YOUR OBJECTIVE:
Please copy each line of the data that includes the string "JSON".

DATASET RECORDS:
⁂

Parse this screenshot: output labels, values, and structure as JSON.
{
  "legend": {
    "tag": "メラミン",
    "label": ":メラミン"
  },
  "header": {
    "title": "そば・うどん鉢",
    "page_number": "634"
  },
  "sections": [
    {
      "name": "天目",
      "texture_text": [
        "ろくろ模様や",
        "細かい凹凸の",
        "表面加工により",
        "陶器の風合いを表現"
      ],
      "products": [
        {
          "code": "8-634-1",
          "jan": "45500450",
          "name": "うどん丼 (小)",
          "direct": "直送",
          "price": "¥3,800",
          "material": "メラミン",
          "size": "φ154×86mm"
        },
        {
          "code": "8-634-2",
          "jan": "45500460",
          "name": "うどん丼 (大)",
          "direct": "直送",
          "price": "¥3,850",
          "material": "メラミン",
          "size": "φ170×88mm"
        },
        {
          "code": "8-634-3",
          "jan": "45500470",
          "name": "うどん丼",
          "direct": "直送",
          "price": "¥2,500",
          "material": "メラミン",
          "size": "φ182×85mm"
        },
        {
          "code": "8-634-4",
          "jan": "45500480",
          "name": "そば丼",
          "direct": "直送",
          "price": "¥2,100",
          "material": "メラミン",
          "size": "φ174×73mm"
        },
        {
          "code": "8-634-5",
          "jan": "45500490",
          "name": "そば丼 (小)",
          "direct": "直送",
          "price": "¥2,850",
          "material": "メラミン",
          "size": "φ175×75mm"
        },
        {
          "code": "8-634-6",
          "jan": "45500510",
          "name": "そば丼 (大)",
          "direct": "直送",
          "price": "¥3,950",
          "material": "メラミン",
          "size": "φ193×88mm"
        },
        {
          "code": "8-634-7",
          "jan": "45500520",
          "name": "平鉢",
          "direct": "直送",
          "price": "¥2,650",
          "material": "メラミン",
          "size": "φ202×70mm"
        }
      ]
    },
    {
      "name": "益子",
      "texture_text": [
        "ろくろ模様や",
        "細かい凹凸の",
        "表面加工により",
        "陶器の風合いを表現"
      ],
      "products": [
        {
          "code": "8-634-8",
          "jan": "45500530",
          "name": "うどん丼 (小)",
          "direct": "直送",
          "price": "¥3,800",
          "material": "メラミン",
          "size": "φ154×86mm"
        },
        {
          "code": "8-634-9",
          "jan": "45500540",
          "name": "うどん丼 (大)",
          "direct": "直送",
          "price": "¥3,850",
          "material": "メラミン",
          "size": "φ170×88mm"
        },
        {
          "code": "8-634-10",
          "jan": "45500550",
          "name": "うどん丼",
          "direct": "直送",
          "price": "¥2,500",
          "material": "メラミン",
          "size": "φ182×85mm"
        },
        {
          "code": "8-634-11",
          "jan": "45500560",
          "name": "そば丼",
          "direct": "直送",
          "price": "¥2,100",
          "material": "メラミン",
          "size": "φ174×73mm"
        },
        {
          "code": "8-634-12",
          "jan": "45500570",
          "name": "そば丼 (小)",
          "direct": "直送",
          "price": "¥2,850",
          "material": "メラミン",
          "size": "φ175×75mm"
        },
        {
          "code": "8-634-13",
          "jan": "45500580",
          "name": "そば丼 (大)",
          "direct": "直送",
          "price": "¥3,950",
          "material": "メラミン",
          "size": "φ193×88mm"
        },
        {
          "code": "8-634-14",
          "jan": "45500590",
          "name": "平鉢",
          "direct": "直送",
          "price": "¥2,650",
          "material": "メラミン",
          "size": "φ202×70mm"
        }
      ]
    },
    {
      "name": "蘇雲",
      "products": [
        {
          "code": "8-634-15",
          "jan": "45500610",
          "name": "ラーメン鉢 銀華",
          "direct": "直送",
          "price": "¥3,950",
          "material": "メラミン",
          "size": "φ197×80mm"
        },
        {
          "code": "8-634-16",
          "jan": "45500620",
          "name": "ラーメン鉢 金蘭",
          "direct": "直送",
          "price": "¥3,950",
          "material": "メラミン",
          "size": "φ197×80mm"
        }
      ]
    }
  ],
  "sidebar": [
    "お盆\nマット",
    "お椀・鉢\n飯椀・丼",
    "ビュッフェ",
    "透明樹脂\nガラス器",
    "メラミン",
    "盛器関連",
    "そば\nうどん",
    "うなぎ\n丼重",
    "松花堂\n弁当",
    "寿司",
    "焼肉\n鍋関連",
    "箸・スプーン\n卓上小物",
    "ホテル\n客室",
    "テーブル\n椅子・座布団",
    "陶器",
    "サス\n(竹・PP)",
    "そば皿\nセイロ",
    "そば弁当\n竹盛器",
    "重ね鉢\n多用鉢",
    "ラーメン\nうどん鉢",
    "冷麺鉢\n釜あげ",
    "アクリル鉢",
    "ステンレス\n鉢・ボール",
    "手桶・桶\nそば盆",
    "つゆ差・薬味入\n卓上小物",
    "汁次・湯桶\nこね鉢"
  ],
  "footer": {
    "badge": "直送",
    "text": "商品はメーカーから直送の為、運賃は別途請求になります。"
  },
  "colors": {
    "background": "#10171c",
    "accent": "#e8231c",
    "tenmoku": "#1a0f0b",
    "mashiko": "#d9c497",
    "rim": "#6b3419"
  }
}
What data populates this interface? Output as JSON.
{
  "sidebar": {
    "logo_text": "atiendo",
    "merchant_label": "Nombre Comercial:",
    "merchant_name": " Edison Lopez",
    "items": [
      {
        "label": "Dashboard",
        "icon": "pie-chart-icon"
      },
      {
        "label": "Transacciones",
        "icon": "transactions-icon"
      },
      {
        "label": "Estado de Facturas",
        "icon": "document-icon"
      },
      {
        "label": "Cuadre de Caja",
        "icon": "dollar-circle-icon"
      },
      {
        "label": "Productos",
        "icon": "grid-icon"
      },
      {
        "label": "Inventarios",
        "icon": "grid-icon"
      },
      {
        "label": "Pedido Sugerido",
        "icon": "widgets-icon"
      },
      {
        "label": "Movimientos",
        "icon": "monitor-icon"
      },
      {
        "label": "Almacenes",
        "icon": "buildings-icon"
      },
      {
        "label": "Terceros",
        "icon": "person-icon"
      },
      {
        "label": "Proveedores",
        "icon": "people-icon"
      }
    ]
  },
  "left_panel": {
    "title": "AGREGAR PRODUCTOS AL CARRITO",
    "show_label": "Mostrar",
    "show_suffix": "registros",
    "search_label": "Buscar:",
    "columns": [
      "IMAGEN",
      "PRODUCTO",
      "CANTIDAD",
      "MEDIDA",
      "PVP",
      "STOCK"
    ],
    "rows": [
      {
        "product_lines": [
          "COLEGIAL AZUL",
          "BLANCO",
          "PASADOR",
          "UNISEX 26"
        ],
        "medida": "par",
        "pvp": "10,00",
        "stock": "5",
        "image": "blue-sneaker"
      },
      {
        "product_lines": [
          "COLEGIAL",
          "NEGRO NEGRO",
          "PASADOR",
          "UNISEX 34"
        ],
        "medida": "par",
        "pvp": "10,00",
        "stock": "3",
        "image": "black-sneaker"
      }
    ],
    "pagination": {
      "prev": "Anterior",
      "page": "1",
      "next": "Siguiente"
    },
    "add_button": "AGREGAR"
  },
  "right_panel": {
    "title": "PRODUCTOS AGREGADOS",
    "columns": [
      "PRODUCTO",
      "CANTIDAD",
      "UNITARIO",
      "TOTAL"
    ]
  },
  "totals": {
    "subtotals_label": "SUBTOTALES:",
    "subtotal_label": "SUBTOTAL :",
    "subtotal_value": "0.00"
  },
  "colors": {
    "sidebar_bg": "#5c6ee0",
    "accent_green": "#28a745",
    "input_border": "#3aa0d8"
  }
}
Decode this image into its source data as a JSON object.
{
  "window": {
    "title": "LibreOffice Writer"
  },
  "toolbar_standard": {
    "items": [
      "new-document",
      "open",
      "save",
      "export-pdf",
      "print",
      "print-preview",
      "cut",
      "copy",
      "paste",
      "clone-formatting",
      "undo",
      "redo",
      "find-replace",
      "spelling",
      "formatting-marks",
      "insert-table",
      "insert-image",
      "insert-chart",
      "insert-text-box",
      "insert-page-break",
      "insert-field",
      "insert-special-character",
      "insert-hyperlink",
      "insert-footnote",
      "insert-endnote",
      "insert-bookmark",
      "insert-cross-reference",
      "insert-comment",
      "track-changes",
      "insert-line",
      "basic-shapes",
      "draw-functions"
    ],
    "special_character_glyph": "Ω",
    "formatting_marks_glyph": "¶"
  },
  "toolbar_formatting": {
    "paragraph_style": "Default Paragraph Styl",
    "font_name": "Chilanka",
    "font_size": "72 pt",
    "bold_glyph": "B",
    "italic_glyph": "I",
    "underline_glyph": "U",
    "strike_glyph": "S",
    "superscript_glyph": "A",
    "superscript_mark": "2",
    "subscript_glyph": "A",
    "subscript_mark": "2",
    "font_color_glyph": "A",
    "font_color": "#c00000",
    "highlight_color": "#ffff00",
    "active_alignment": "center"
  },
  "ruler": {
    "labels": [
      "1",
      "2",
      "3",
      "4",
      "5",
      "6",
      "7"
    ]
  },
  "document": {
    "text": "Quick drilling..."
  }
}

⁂

OUTPUT:
Parse this screenshot: output labels, values, and structure as JSON.
What data populates this interface? Output as JSON.
Decode this image into its source data as a JSON object.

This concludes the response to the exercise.